(Dataset rows for apps and sites)
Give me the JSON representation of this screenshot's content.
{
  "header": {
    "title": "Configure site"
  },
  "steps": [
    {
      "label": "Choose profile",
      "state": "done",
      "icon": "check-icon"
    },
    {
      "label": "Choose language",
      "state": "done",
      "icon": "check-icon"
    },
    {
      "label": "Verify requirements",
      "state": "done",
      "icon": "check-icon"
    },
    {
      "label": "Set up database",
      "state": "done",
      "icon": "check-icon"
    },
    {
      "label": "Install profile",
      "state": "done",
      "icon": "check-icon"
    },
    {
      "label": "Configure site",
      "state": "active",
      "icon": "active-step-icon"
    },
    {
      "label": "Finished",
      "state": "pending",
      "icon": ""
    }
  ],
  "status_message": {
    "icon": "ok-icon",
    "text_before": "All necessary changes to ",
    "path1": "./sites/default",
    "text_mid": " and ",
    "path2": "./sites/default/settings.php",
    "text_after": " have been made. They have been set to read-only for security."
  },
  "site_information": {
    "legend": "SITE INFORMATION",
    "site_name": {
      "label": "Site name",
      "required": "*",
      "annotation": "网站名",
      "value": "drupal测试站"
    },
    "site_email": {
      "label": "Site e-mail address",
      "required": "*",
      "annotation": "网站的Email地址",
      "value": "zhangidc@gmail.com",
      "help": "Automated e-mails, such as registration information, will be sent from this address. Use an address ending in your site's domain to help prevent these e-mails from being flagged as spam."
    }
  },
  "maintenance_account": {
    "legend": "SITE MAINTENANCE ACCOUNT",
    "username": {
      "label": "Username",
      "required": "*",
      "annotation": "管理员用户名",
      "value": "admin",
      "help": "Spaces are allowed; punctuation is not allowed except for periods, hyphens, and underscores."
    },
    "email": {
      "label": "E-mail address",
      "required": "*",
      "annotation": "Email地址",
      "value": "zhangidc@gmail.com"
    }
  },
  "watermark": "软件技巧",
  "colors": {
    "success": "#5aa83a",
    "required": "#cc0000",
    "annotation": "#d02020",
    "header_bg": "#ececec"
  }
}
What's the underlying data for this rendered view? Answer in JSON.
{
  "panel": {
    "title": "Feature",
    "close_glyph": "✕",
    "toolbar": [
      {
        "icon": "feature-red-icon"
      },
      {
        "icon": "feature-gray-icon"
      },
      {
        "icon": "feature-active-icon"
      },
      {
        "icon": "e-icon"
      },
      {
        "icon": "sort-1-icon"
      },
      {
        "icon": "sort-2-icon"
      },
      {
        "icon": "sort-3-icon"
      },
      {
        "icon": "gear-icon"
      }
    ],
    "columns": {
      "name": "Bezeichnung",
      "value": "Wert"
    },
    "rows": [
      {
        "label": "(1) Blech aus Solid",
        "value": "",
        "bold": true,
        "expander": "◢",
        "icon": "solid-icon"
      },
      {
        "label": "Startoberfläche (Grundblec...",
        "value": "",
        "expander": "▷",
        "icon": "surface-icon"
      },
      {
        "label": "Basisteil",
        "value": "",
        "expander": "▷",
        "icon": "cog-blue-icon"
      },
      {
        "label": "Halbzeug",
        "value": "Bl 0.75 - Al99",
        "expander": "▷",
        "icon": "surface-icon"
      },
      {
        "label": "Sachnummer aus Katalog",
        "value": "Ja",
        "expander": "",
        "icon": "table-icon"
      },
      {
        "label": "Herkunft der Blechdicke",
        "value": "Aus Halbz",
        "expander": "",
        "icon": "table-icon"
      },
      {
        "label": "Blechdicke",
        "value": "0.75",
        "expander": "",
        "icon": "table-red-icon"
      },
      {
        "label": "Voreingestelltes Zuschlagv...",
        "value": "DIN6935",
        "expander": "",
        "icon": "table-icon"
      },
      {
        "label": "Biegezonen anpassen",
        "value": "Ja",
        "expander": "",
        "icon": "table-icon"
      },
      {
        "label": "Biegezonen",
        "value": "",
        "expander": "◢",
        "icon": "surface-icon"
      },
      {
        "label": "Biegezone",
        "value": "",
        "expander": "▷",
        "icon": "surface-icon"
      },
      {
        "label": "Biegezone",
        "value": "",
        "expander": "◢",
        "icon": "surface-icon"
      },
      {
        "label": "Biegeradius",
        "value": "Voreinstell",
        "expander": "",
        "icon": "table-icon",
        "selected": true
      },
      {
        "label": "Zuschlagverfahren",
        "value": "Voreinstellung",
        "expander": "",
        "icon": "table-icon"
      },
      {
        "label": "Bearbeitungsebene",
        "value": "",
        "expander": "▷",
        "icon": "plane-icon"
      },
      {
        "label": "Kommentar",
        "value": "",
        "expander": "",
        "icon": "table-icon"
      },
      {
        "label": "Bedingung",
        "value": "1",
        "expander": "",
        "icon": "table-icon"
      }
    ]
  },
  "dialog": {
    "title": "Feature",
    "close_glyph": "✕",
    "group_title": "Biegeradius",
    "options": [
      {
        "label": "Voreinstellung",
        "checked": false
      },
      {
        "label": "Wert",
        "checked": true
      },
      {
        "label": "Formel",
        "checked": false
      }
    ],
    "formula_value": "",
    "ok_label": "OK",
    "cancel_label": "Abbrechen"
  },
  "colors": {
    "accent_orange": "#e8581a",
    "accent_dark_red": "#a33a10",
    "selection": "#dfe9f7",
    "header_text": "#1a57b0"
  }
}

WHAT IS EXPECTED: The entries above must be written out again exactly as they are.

ANSWER TO THE EXERCISE:
Give me the JSON representation of this screenshot's content.
{
  "header": {
    "title": "Configure site"
  },
  "steps": [
    {
      "label": "Choose profile",
      "state": "done",
      "icon": "check-icon"
    },
    {
      "label": "Choose language",
      "state": "done",
      "icon": "check-icon"
    },
    {
      "label": "Verify requirements",
      "state": "done",
      "icon": "check-icon"
    },
    {
      "label": "Set up database",
      "state": "done",
      "icon": "check-icon"
    },
    {
      "label": "Install profile",
      "state": "done",
      "icon": "check-icon"
    },
    {
      "label": "Configure site",
      "state": "active",
      "icon": "active-step-icon"
    },
    {
      "label": "Finished",
      "state": "pending",
      "icon": ""
    }
  ],
  "status_message": {
    "icon": "ok-icon",
    "text_before": "All necessary changes to ",
    "path1": "./sites/default",
    "text_mid": " and ",
    "path2": "./sites/default/settings.php",
    "text_after": " have been made. They have been set to read-only for security."
  },
  "site_information": {
    "legend": "SITE INFORMATION",
    "site_name": {
      "label": "Site name",
      "required": "*",
      "annotation": "网站名",
      "value": "drupal测试站"
    },
    "site_email": {
      "label": "Site e-mail address",
      "required": "*",
      "annotation": "网站的Email地址",
      "value": "zhangidc@gmail.com",
      "help": "Automated e-mails, such as registration information, will be sent from this address. Use an address ending in your site's domain to help prevent these e-mails from being flagged as spam."
    }
  },
  "maintenance_account": {
    "legend": "SITE MAINTENANCE ACCOUNT",
    "username": {
      "label": "Username",
      "required": "*",
      "annotation": "管理员用户名",
      "value": "admin",
      "help": "Spaces are allowed; punctuation is not allowed except for periods, hyphens, and underscores."
    },
    "email": {
      "label": "E-mail address",
      "required": "*",
      "annotation": "Email地址",
      "value": "zhangidc@gmail.com"
    }
  },
  "watermark": "软件技巧",
  "colors": {
    "success": "#5aa83a",
    "required": "#cc0000",
    "annotation": "#d02020",
    "header_bg": "#ececec"
  }
}
What's the underlying data for this rendered view? Answer in JSON.
{
  "panel": {
    "title": "Feature",
    "close_glyph": "✕",
    "toolbar": [
      {
        "icon": "feature-red-icon"
      },
      {
        "icon": "feature-gray-icon"
      },
      {
        "icon": "feature-active-icon"
      },
      {
        "icon": "e-icon"
      },
      {
        "icon": "sort-1-icon"
      },
      {
        "icon": "sort-2-icon"
      },
      {
        "icon": "sort-3-icon"
      },
      {
        "icon": "gear-icon"
      }
    ],
    "columns": {
      "name": "Bezeichnung",
      "value": "Wert"
    },
    "rows": [
      {
        "label": "(1) Blech aus Solid",
        "value": "",
        "bold": true,
        "expander": "◢",
        "icon": "solid-icon"
      },
      {
        "label": "Startoberfläche (Grundblec...",
        "value": "",
        "expander": "▷",
        "icon": "surface-icon"
      },
      {
        "label": "Basisteil",
        "value": "",
        "expander": "▷",
        "icon": "cog-blue-icon"
      },
      {
        "label": "Halbzeug",
        "value": "Bl 0.75 - Al99",
        "expander": "▷",
        "icon": "surface-icon"
      },
      {
        "label": "Sachnummer aus Katalog",
        "value": "Ja",
        "expander": "",
        "icon": "table-icon"
      },
      {
        "label": "Herkunft der Blechdicke",
        "value": "Aus Halbz",
        "expander": "",
        "icon": "table-icon"
      },
      {
        "label": "Blechdicke",
        "value": "0.75",
        "expander": "",
        "icon": "table-red-icon"
      },
      {
        "label": "Voreingestelltes Zuschlagv...",
        "value": "DIN6935",
        "expander": "",
        "icon": "table-icon"
      },
      {
        "label": "Biegezonen anpassen",
        "value": "Ja",
        "expander": "",
        "icon": "table-icon"
      },
      {
        "label": "Biegezonen",
        "value": "",
        "expander": "◢",
        "icon": "surface-icon"
      },
      {
        "label": "Biegezone",
        "value": "",
        "expander": "▷",
        "icon": "surface-icon"
      },
      {
        "label": "Biegezone",
        "value": "",
        "expander": "◢",
        "icon": "surface-icon"
      },
      {
        "label": "Biegeradius",
        "value": "Voreinstell",
        "expander": "",
        "icon": "table-icon",
        "selected": true
      },
      {
        "label": "Zuschlagverfahren",
        "value": "Voreinstellung",
        "expander": "",
        "icon": "table-icon"
      },
      {
        "label": "Bearbeitungsebene",
        "value": "",
        "expander": "▷",
        "icon": "plane-icon"
      },
      {
        "label": "Kommentar",
        "value": "",
        "expander": "",
        "icon": "table-icon"
      },
      {
        "label": "Bedingung",
        "value": "1",
        "expander": "",
        "icon": "table-icon"
      }
    ]
  },
  "dialog": {
    "title": "Feature",
    "close_glyph": "✕",
    "group_title": "Biegeradius",
    "options": [
      {
        "label": "Voreinstellung",
        "checked": false
      },
      {
        "label": "Wert",
        "checked": true
      },
      {
        "label": "Formel",
        "checked": false
      }
    ],
    "formula_value": "",
    "ok_label": "OK",
    "cancel_label": "Abbrechen"
  },
  "colors": {
    "accent_orange": "#e8581a",
    "accent_dark_red": "#a33a10",
    "selection": "#dfe9f7",
    "header_text": "#1a57b0"
  }
}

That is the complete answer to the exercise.